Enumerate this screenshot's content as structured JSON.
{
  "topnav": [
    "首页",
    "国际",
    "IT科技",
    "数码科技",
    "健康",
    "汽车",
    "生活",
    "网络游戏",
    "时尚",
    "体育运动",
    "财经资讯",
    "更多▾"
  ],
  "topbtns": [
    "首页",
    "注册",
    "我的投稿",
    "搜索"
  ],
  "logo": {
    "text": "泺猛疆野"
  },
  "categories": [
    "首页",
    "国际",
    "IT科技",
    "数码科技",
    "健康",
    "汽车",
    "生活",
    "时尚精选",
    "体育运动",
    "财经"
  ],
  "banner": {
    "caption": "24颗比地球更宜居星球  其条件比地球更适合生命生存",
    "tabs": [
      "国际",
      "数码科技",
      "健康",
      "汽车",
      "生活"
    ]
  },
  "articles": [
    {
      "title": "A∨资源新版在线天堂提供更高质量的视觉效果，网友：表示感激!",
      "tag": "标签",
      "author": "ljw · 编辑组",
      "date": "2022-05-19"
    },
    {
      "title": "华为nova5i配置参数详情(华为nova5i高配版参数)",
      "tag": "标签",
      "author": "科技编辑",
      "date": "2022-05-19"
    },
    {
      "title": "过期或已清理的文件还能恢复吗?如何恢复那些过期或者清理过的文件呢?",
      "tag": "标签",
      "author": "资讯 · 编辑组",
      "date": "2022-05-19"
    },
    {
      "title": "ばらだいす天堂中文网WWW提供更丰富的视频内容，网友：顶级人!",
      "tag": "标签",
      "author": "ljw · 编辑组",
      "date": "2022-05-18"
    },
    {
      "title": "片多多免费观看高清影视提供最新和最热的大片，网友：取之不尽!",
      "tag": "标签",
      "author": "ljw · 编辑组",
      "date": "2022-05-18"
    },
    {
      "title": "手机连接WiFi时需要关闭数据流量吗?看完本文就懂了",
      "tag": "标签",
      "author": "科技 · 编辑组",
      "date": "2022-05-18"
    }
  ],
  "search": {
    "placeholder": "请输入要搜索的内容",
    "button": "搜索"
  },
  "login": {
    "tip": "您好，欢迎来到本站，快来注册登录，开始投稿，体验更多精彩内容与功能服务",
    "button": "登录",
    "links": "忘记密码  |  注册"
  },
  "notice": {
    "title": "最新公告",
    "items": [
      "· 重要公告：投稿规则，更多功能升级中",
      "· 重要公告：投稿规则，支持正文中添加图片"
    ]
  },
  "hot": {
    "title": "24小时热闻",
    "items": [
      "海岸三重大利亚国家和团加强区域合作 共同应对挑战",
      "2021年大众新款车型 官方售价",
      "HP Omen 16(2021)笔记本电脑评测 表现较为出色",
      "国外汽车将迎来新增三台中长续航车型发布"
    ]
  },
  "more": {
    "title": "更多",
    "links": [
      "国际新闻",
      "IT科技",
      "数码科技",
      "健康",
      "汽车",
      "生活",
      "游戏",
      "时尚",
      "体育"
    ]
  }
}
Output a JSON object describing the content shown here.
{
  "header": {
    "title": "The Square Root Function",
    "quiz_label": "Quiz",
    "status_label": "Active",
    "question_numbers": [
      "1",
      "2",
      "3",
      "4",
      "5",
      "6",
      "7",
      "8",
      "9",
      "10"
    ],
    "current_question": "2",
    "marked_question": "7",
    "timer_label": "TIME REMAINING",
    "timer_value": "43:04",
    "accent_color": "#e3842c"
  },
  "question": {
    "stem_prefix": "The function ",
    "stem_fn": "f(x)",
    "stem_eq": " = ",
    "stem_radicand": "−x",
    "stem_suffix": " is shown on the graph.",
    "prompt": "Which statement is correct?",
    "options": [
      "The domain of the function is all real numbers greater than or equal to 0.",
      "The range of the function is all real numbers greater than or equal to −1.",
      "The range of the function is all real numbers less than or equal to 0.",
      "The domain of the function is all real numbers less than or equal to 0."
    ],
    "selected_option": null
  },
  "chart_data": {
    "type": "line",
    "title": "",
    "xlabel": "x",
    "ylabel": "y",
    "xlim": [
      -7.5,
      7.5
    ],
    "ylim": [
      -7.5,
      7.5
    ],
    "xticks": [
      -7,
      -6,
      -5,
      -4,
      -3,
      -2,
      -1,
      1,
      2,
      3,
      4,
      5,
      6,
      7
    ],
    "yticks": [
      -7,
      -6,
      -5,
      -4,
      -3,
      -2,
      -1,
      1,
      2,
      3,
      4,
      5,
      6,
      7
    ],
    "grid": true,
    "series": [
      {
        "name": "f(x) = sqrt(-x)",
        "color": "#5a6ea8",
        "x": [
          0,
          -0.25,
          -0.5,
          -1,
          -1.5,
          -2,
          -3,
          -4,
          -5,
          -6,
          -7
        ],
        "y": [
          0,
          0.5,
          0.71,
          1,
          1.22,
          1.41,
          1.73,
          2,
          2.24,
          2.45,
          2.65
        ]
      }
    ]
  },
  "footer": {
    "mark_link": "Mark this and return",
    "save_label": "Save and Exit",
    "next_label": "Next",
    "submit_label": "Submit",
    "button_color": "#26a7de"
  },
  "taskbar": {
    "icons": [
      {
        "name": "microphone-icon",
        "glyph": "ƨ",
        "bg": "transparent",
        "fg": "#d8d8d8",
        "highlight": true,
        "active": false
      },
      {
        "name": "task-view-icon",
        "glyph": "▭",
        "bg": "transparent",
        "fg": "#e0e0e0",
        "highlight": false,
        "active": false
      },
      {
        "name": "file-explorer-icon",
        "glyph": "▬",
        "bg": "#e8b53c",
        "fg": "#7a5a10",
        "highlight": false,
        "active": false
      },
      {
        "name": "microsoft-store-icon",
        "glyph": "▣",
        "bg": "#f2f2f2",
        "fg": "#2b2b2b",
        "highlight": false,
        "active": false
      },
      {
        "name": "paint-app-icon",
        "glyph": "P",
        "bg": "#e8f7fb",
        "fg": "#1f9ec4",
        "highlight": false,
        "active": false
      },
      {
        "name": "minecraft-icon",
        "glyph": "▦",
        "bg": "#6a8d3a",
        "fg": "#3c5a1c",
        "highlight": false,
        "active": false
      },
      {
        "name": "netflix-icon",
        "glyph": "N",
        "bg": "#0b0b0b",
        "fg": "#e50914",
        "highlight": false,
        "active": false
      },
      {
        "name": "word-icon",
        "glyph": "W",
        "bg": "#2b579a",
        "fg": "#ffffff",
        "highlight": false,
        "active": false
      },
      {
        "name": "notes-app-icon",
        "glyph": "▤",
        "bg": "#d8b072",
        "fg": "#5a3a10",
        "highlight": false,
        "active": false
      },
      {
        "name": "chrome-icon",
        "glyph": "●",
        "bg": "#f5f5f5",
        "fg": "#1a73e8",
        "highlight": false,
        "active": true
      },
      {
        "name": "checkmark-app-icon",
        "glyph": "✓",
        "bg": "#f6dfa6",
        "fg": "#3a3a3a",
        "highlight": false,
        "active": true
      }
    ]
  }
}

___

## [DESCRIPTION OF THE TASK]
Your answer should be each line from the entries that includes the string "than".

## [RESULT OF THIS TASK]
      "The domain of the function is all real numbers greater than or equal to 0.",
      "The range of the function is all real numbers greater than or equal to −1.",
      "The range of the function is all real numbers less than or equal to 0.",
      "The domain of the function is all real numbers less than or equal to 0."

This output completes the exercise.